The absurdly imaginative and surrealist poet James Tate finished living yesterday at the age of 71. Tate, one of my favorite poets, stocked his poems with fantastic concrete imagery and amusing phrasing. He built strange worlds in his poems, but the genesis of his strangeness was generally rooted in everyday reality, except for instance, when characters like aliens ambled delightfully into his work (see his poem “The Cowboy“).
Tate’s poems are tiny stories, full of characters, conflict, and heavy doses of dialogue that draw you in so quickly you forget you’re reading a poem. His poems often end abruptly, leaving the dust of a whirlwind in your head and a strangeness settling all about you. Reading his poems is like feeling uncomfortable and unnerved in your own home. You want to simultaneously escape and remain. This is the sort of opposition that has and will continue to distinguish Tate’s work–humor and tragedy, light and darkness, imagination and reality–all blended together in what one publisher called “surprising pleasures”.
While it’s difficult to select only one Tate poem, I enjoy “The Memories of Fish” because it demonstrates a wonderful blend of tragedy and comedy so often evident in his poems. I also enjoy the poem’s enjambment and hidden technical aspects, such as its use of sonic elements (alliteration, assonance, internal rhyme, etc.). They’re subtle; they don’t jolt you out of the poem, yet they’re still doing a great deal of work to pace the poem and its reader.
The Memories of Fish
Stanley took a day off from the office
and spent the whole day talking to fish in
his aquarium. To the little catfish scuttling
along the bottom he said, “Vacuum that scum,
boy. Suck it up. That’s your job.” The skinny
pencil fish swam by and he said, “Scribble,
scribble, scribble. Write me a novel, needle-
nose.” The angel executed a particularly
masterful left turn and Stanley said, “You’re
no angel, but you sure can drive.” Then he broke
for lunch and made himself a tuna fish sandwich,
the irony of which did not escape him. Oh no,
he wallowed in it, savoring every bite. Then
he returned to his chair in front of the aquarium.
A swarm of tiny neons amused him. “What do you
think this is, Times Square!” he shouted. And
so it went long into the night. The next morning
Stanley was horribly embarrassed by his behavior
and he apologized to the fish several times,
but they never really forgave him.

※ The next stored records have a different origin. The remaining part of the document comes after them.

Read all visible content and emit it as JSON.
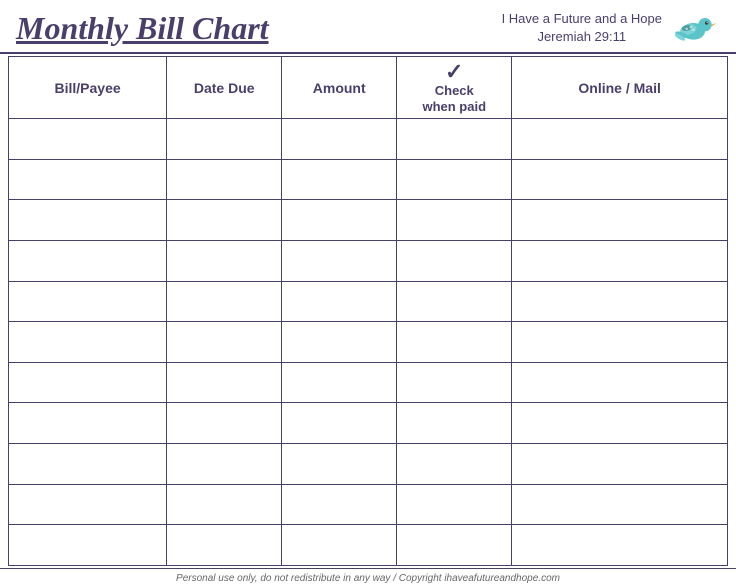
{
  "header": {
    "title": "Monthly Bill Chart",
    "subtitle_line1": "I Have a Future and a Hope",
    "subtitle_line2": "Jeremiah 29:11"
  },
  "columns": {
    "bill_payee": "Bill/Payee",
    "date_due": "Date Due",
    "amount": "Amount",
    "check_symbol": "✓",
    "check_when_paid_line1": "Check",
    "check_when_paid_line2": "when paid",
    "online_mail": "Online / Mail"
  },
  "rows": 11,
  "footer": "Personal use only, do not redistribute in any way / Copyright ihaveafutureandhope.com"
}
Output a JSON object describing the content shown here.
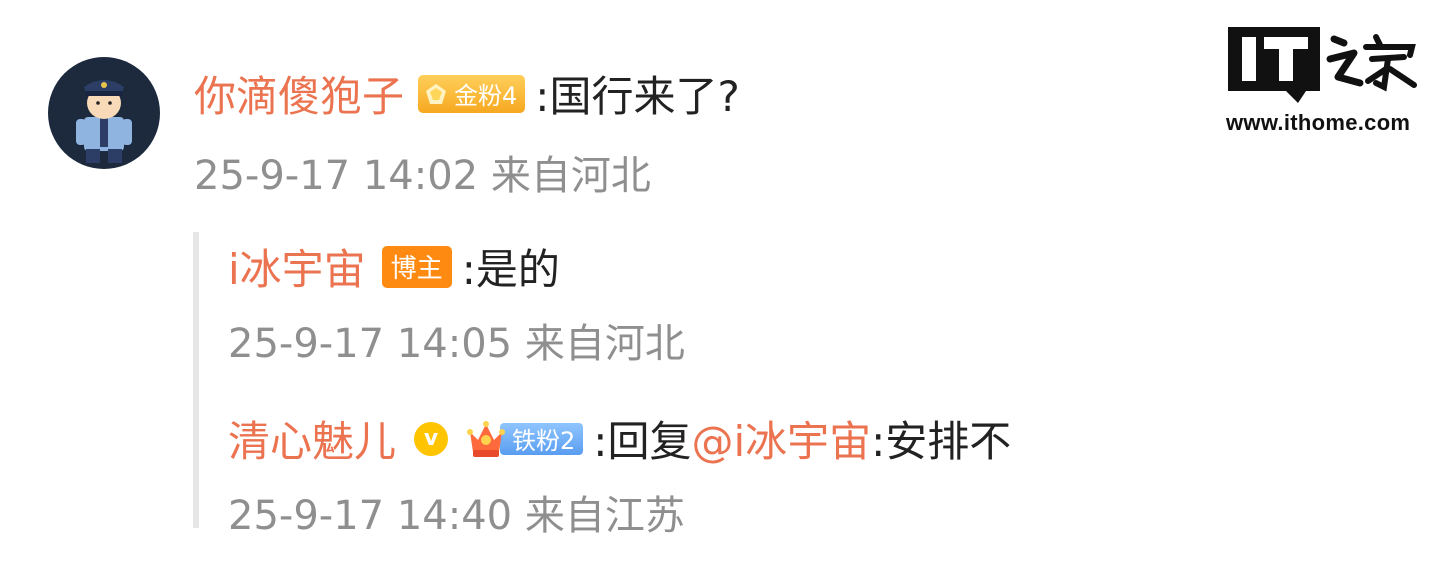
{
  "comment": {
    "username": "你滴傻狍子",
    "fan_badge": "金粉4",
    "text": ":国行来了?",
    "meta": "25-9-17 14:02 来自河北"
  },
  "replies": [
    {
      "username": "i冰宇宙",
      "badge": "博主",
      "text": ":是的",
      "meta": "25-9-17 14:05 来自河北"
    },
    {
      "username": "清心魅儿",
      "vip_icon": "v",
      "fan_badge": "铁粉2",
      "text_prefix": ":回复",
      "mention": "@i冰宇宙",
      "text_suffix": ":安排不",
      "meta": "25-9-17 14:40 来自江苏"
    }
  ],
  "watermark": {
    "logo_text": "IT之家",
    "url": "www.ithome.com"
  },
  "colors": {
    "username": "#eb7350",
    "meta": "#8f8f8f",
    "gold_badge": "#f6a820",
    "host_badge": "#ff8a12",
    "iron_badge": "#5a9df0"
  },
  "icons": [
    "police-avatar",
    "gold-gem-icon",
    "vip-icon",
    "crown-icon"
  ]
}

He had mocked
their very fishiness, and for this there can be
– from Return to the City of White Donkeys by James Tate, published by Ecco Press, 2005.